The STEM Tech Career Academy at Springfield Technical Community College will be one of five such programs across the state which could enroll between 1,600 to 2,000 students in the coming years, according to the Baker-Polito administration. The six-year program will be at no cost to students.

The program borrows elements from the state's Innovation Pathway and Early College programs, such as career and college coaching, a technical curriculum and opportunities to do work-based learning, according to the Executive Office of Education.

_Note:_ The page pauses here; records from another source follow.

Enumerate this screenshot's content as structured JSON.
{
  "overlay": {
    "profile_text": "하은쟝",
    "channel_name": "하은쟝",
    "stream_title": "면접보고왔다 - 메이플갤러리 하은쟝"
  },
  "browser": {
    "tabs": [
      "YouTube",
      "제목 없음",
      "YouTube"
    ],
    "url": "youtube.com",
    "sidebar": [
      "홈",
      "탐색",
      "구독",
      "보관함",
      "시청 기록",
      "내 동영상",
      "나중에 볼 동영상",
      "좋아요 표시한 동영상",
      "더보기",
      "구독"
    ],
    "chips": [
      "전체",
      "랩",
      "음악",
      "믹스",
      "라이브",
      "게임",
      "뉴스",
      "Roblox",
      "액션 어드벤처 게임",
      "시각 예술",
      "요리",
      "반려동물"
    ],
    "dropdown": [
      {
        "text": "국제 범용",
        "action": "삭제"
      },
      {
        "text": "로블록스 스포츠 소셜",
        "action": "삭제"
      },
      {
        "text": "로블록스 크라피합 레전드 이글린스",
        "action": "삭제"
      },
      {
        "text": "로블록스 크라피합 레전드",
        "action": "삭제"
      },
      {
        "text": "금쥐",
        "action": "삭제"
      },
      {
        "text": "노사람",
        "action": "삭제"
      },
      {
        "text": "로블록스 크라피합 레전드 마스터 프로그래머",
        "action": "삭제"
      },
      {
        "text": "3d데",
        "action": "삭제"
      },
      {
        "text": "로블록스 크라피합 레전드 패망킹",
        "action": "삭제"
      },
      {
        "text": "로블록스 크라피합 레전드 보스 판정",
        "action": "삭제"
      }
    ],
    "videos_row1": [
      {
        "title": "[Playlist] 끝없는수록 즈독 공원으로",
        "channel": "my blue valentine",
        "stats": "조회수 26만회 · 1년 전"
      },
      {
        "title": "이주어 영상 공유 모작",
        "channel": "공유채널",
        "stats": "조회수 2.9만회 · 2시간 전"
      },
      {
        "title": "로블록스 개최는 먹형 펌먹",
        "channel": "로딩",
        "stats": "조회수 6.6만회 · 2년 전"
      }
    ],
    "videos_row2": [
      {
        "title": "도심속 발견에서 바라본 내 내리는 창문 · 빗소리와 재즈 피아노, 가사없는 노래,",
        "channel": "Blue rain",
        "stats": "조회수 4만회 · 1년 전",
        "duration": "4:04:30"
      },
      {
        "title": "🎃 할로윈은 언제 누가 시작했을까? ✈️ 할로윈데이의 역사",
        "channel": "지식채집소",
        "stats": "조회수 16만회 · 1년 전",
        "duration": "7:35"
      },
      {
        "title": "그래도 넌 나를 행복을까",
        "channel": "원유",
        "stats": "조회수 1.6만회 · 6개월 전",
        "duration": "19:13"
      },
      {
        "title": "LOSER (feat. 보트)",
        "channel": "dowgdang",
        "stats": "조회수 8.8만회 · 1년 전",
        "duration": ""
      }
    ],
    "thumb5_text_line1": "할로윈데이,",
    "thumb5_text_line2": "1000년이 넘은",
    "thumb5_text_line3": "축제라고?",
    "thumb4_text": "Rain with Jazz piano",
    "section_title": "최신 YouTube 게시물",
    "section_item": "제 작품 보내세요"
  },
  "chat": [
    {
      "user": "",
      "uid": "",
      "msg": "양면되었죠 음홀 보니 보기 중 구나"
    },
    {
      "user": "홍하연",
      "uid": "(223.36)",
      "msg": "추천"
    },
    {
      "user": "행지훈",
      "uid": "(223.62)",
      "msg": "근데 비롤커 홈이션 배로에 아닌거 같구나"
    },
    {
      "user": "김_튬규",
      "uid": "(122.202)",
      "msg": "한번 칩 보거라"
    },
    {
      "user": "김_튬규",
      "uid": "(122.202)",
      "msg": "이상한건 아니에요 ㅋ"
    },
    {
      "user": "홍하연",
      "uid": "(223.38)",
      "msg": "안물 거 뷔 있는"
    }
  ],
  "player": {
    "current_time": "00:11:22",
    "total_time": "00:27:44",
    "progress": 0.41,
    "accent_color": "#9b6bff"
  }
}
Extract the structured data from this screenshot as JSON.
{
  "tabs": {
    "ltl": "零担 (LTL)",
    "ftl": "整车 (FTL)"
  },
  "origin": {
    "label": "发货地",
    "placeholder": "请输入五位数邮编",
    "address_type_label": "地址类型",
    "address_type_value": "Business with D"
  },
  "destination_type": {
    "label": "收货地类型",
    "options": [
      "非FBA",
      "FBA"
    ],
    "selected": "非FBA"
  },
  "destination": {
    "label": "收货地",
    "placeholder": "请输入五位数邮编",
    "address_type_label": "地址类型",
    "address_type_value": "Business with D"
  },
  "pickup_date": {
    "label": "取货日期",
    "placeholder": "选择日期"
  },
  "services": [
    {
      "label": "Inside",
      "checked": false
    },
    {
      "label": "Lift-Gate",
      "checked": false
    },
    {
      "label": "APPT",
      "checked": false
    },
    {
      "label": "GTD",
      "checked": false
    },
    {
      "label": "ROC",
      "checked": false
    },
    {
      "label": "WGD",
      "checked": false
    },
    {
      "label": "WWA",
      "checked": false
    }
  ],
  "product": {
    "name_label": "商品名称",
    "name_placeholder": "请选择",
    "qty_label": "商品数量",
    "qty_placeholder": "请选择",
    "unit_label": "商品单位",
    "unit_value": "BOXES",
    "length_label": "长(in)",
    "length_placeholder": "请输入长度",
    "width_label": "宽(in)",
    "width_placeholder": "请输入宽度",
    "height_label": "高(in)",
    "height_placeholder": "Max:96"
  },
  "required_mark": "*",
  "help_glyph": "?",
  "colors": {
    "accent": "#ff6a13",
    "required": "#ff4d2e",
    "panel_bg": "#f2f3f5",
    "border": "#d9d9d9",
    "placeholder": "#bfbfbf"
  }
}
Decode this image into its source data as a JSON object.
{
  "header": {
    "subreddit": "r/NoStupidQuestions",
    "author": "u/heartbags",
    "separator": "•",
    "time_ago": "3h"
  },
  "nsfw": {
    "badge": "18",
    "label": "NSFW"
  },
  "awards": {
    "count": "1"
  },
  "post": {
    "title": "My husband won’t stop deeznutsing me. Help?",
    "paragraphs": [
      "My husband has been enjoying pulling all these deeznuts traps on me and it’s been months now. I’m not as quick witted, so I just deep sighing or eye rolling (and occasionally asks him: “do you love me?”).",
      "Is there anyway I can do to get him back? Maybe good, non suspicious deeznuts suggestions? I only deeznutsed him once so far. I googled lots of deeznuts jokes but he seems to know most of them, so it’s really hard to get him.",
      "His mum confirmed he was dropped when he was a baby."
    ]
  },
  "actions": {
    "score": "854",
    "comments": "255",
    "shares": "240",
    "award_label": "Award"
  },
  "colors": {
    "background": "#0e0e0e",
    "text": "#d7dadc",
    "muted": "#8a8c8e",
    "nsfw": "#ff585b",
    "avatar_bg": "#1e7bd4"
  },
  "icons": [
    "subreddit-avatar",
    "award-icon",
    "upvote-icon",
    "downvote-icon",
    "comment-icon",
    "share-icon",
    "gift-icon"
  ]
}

It is modeled after the school model P-Tech, which was originally started by The City University of New York, New York City Department of Education and IBM.

The STEM Tech Career Academies, Baker said in a statement, will "create more intentional links between high schools, community colleges and employers."

Industry partners in the STEM initiative at Springfield Technical Community College include Baystate Eye Care Group, Each Moment We're Alive, Walgreens, and Springfield Thunderbirds Hockey Club.

Each Moment We're Alive, a nonprofit that provides after-cancer mentoring and support, has been working with the West Springfield High School Innovation Pathway program.

Executive director Cindy Sheridan Murphy said the organization is currently in the interview process for two information technology positions. Students will be working on a newsletter, assisting with web design, the day-to-day promotional materials and social media.

"It's wonderful because is tough for nonprofits to get everything," Murphy said. "It is hard to get funding and it is hard to get help."

The main reason for the initiative is the increased need for individuals going into STEM careers as the state projects STEM occupations to account for 40% of total employment increases in Massachusetts, outpacing other careers.

So far, Wesley Carter, program director of innovation pathways at West Springfield High School, said about a quarter of the students at the school are already enrolled in either the Innovation Pathways and the Early College programs and the funds will help reach more students.

The Innovation Pathway and Early College programs allow students to complete college prerequisites in foundational courses like English, math and history while also earning their high school diplomas, he said.

"The impact is going to be everything, from support with tuition, the build-up, administration fees and to procuring new technology," Carter said.

According to Carter, the grant will help expand instruction in high-demand industries like health care and social assistance, advanced manufacturing, business and finance and information technology.

The STEM academy will provide work-based learning opportunities with paid internships and capstone projects to students, said Matthew Gravel, dean of academic initiatives at Springfield Technical Community College, with the goal of increasing the number of students who earn associate degrees or industry certificates.

"It will not be a physical building but the goal is to do the work on a greater scale," Gravel said.

Officials noted the initiative will also address inequalities and opportunity gaps for women and marginalized minority groups often underrepresented in STEM industries.

Currently, the Early College and Innovation Pathway programs are offered to students during junior year but, Carter said, he is now looking to engage sophomores and encourage students of diverse socioeconomic backgrounds.

The goal for West Springfield High School is to enroll about 70 students per graduating class in the STEM academy, Carter said.

©2022 The Republican, Springfield, Mass. Distributed by Tribune Content Agency, LLC.